Instructions for the task » Render every entry verbatim.

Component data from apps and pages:
/---
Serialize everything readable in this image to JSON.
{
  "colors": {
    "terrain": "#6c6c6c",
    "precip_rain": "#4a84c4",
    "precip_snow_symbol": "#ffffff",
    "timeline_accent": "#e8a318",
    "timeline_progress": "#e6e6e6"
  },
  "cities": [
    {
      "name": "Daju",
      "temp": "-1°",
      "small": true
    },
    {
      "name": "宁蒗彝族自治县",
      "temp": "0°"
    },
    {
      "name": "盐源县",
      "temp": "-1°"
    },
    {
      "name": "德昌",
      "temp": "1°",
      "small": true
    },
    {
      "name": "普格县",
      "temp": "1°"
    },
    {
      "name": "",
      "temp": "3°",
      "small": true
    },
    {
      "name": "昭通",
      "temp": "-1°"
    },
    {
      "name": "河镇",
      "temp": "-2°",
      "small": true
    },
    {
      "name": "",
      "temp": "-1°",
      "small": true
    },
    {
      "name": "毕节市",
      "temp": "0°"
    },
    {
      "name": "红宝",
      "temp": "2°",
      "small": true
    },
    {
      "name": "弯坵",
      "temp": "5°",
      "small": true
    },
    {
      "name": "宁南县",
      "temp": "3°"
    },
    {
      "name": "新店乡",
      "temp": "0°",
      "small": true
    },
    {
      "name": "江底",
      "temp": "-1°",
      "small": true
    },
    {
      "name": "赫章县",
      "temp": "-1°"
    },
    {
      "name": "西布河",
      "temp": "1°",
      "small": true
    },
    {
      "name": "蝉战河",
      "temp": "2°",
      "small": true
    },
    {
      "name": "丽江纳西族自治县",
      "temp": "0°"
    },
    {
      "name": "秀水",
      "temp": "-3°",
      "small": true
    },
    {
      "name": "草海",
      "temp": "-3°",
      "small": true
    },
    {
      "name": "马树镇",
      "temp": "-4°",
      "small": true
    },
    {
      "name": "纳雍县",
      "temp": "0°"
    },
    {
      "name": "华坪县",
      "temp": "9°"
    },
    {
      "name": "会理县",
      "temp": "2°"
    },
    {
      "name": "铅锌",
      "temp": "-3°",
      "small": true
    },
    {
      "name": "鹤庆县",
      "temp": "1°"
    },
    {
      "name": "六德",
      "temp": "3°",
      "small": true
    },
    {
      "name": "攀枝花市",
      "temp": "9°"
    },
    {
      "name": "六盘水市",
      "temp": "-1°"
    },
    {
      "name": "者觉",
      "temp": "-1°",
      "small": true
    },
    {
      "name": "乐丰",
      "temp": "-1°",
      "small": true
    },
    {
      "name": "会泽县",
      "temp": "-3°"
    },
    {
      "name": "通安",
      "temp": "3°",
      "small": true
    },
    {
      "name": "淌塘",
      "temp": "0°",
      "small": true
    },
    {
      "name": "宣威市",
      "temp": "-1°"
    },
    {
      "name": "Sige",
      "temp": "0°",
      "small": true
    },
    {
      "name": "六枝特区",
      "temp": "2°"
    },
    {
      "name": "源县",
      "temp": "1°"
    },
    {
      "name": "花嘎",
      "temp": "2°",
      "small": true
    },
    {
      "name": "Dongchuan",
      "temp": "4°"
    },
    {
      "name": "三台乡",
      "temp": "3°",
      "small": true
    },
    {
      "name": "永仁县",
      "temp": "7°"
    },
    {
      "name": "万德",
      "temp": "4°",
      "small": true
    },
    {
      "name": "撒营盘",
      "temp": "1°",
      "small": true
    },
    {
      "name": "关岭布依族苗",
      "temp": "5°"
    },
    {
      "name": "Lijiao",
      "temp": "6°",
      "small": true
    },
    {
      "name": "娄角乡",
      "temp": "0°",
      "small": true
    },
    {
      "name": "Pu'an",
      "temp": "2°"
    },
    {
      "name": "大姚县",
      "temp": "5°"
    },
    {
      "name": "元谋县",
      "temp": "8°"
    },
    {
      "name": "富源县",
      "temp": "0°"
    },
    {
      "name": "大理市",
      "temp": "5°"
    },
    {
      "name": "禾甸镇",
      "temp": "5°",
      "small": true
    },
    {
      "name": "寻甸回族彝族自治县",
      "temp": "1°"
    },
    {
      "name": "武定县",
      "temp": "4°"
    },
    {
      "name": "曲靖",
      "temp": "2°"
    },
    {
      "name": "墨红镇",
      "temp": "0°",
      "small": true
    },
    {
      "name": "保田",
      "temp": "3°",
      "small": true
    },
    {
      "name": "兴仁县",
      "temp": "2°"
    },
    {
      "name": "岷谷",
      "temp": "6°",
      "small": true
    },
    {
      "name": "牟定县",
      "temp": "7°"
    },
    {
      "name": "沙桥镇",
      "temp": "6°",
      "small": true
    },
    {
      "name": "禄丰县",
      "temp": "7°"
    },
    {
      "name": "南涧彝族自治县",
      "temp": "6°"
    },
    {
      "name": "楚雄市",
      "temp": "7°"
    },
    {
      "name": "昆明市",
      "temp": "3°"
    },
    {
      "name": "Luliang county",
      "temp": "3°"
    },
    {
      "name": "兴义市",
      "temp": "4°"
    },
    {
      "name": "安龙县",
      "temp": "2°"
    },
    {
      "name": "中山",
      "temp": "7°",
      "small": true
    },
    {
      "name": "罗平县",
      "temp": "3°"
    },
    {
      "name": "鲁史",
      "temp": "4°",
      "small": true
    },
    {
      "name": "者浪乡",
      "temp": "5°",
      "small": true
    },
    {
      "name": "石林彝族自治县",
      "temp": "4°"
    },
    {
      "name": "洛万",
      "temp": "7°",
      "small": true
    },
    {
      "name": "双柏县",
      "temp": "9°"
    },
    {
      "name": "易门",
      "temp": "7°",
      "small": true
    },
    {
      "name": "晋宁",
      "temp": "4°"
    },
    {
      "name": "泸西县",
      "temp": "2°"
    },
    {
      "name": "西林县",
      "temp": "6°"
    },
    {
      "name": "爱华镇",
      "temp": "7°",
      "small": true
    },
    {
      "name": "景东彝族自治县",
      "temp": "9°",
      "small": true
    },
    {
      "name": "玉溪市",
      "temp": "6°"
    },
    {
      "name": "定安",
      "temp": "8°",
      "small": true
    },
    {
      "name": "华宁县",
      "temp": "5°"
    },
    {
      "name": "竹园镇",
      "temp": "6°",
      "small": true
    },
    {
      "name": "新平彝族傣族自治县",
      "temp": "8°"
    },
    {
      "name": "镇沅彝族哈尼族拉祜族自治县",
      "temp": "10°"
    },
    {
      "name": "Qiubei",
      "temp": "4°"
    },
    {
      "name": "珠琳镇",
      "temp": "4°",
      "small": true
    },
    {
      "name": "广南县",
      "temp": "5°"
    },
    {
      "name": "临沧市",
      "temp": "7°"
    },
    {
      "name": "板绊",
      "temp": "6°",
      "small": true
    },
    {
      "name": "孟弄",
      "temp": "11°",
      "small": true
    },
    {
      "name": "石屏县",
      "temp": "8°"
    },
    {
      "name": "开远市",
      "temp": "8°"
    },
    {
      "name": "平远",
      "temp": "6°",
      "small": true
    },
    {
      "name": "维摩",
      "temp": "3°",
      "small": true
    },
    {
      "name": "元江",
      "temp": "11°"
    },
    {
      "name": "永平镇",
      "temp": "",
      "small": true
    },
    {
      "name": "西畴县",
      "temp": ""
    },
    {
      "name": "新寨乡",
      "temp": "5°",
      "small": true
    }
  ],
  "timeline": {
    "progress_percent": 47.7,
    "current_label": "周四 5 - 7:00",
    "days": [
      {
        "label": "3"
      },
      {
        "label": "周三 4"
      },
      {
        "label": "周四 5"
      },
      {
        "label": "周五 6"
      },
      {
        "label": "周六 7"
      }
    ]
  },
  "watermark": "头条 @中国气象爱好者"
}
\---
Answer »
Serialize everything readable in this image to JSON.
{
  "colors": {
    "terrain": "#6c6c6c",
    "precip_rain": "#4a84c4",
    "precip_snow_symbol": "#ffffff",
    "timeline_accent": "#e8a318",
    "timeline_progress": "#e6e6e6"
  },
  "cities": [
    {
      "name": "Daju",
      "temp": "-1°",
      "small": true
    },
    {
      "name": "宁蒗彝族自治县",
      "temp": "0°"
    },
    {
      "name": "盐源县",
      "temp": "-1°"
    },
    {
      "name": "德昌",
      "temp": "1°",
      "small": true
    },
    {
      "name": "普格县",
      "temp": "1°"
    },
    {
      "name": "",
      "temp": "3°",
      "small": true
    },
    {
      "name": "昭通",
      "temp": "-1°"
    },
    {
      "name": "河镇",
      "temp": "-2°",
      "small": true
    },
    {
      "name": "",
      "temp": "-1°",
      "small": true
    },
    {
      "name": "毕节市",
      "temp": "0°"
    },
    {
      "name": "红宝",
      "temp": "2°",
      "small": true
    },
    {
      "name": "弯坵",
      "temp": "5°",
      "small": true
    },
    {
      "name": "宁南县",
      "temp": "3°"
    },
    {
      "name": "新店乡",
      "temp": "0°",
      "small": true
    },
    {
      "name": "江底",
      "temp": "-1°",
      "small": true
    },
    {
      "name": "赫章县",
      "temp": "-1°"
    },
    {
      "name": "西布河",
      "temp": "1°",
      "small": true
    },
    {
      "name": "蝉战河",
      "temp": "2°",
      "small": true
    },
    {
      "name": "丽江纳西族自治县",
      "temp": "0°"
    },
    {
      "name": "秀水",
      "temp": "-3°",
      "small": true
    },
    {
      "name": "草海",
      "temp": "-3°",
      "small": true
    },
    {
      "name": "马树镇",
      "temp": "-4°",
      "small": true
    },
    {
      "name": "纳雍县",
      "temp": "0°"
    },
    {
      "name": "华坪县",
      "temp": "9°"
    },
    {
      "name": "会理县",
      "temp": "2°"
    },
    {
      "name": "铅锌",
      "temp": "-3°",
      "small": true
    },
    {
      "name": "鹤庆县",
      "temp": "1°"
    },
    {
      "name": "六德",
      "temp": "3°",
      "small": true
    },
    {
      "name": "攀枝花市",
      "temp": "9°"
    },
    {
      "name": "六盘水市",
      "temp": "-1°"
    },
    {
      "name": "者觉",
      "temp": "-1°",
      "small": true
    },
    {
      "name": "乐丰",
      "temp": "-1°",
      "small": true
    },
    {
      "name": "会泽县",
      "temp": "-3°"
    },
    {
      "name": "通安",
      "temp": "3°",
      "small": true
    },
    {
      "name": "淌塘",
      "temp": "0°",
      "small": true
    },
    {
      "name": "宣威市",
      "temp": "-1°"
    },
    {
      "name": "Sige",
      "temp": "0°",
      "small": true
    },
    {
      "name": "六枝特区",
      "temp": "2°"
    },
    {
      "name": "源县",
      "temp": "1°"
    },
    {
      "name": "花嘎",
      "temp": "2°",
      "small": true
    },
    {
      "name": "Dongchuan",
      "temp": "4°"
    },
    {
      "name": "三台乡",
      "temp": "3°",
      "small": true
    },
    {
      "name": "永仁县",
      "temp": "7°"
    },
    {
      "name": "万德",
      "temp": "4°",
      "small": true
    },
    {
      "name": "撒营盘",
      "temp": "1°",
      "small": true
    },
    {
      "name": "关岭布依族苗",
      "temp": "5°"
    },
    {
      "name": "Lijiao",
      "temp": "6°",
      "small": true
    },
    {
      "name": "娄角乡",
      "temp": "0°",
      "small": true
    },
    {
      "name": "Pu'an",
      "temp": "2°"
    },
    {
      "name": "大姚县",
      "temp": "5°"
    },
    {
      "name": "元谋县",
      "temp": "8°"
    },
    {
      "name": "富源县",
      "temp": "0°"
    },
    {
      "name": "大理市",
      "temp": "5°"
    },
    {
      "name": "禾甸镇",
      "temp": "5°",
      "small": true
    },
    {
      "name": "寻甸回族彝族自治县",
      "temp": "1°"
    },
    {
      "name": "武定县",
      "temp": "4°"
    },
    {
      "name": "曲靖",
      "temp": "2°"
    },
    {
      "name": "墨红镇",
      "temp": "0°",
      "small": true
    },
    {
      "name": "保田",
      "temp": "3°",
      "small": true
    },
    {
      "name": "兴仁县",
      "temp": "2°"
    },
    {
      "name": "岷谷",
      "temp": "6°",
      "small": true
    },
    {
      "name": "牟定县",
      "temp": "7°"
    },
    {
      "name": "沙桥镇",
      "temp": "6°",
      "small": true
    },
    {
      "name": "禄丰县",
      "temp": "7°"
    },
    {
      "name": "南涧彝族自治县",
      "temp": "6°"
    },
    {
      "name": "楚雄市",
      "temp": "7°"
    },
    {
      "name": "昆明市",
      "temp": "3°"
    },
    {
      "name": "Luliang county",
      "temp": "3°"
    },
    {
      "name": "兴义市",
      "temp": "4°"
    },
    {
      "name": "安龙县",
      "temp": "2°"
    },
    {
      "name": "中山",
      "temp": "7°",
      "small": true
    },
    {
      "name": "罗平县",
      "temp": "3°"
    },
    {
      "name": "鲁史",
      "temp": "4°",
      "small": true
    },
    {
      "name": "者浪乡",
      "temp": "5°",
      "small": true
    },
    {
      "name": "石林彝族自治县",
      "temp": "4°"
    },
    {
      "name": "洛万",
      "temp": "7°",
      "small": true
    },
    {
      "name": "双柏县",
      "temp": "9°"
    },
    {
      "name": "易门",
      "temp": "7°",
      "small": true
    },
    {
      "name": "晋宁",
      "temp": "4°"
    },
    {
      "name": "泸西县",
      "temp": "2°"
    },
    {
      "name": "西林县",
      "temp": "6°"
    },
    {
      "name": "爱华镇",
      "temp": "7°",
      "small": true
    },
    {
      "name": "景东彝族自治县",
      "temp": "9°",
      "small": true
    },
    {
      "name": "玉溪市",
      "temp": "6°"
    },
    {
      "name": "定安",
      "temp": "8°",
      "small": true
    },
    {
      "name": "华宁县",
      "temp": "5°"
    },
    {
      "name": "竹园镇",
      "temp": "6°",
      "small": true
    },
    {
      "name": "新平彝族傣族自治县",
      "temp": "8°"
    },
    {
      "name": "镇沅彝族哈尼族拉祜族自治县",
      "temp": "10°"
    },
    {
      "name": "Qiubei",
      "temp": "4°"
    },
    {
      "name": "珠琳镇",
      "temp": "4°",
      "small": true
    },
    {
      "name": "广南县",
      "temp": "5°"
    },
    {
      "name": "临沧市",
      "temp": "7°"
    },
    {
      "name": "板绊",
      "temp": "6°",
      "small": true
    },
    {
      "name": "孟弄",
      "temp": "11°",
      "small": true
    },
    {
      "name": "石屏县",
      "temp": "8°"
    },
    {
      "name": "开远市",
      "temp": "8°"
    },
    {
      "name": "平远",
      "temp": "6°",
      "small": true
    },
    {
      "name": "维摩",
      "temp": "3°",
      "small": true
    },
    {
      "name": "元江",
      "temp": "11°"
    },
    {
      "name": "永平镇",
      "temp": "",
      "small": true
    },
    {
      "name": "西畴县",
      "temp": ""
    },
    {
      "name": "新寨乡",
      "temp": "5°",
      "small": true
    }
  ],
  "timeline": {
    "progress_percent": 47.7,
    "current_label": "周四 5 - 7:00",
    "days": [
      {
        "label": "3"
      },
      {
        "label": "周三 4"
      },
      {
        "label": "周四 5"
      },
      {
        "label": "周五 6"
      },
      {
        "label": "周六 7"
      }
    ]
  },
  "watermark": "头条 @中国气象爱好者"
}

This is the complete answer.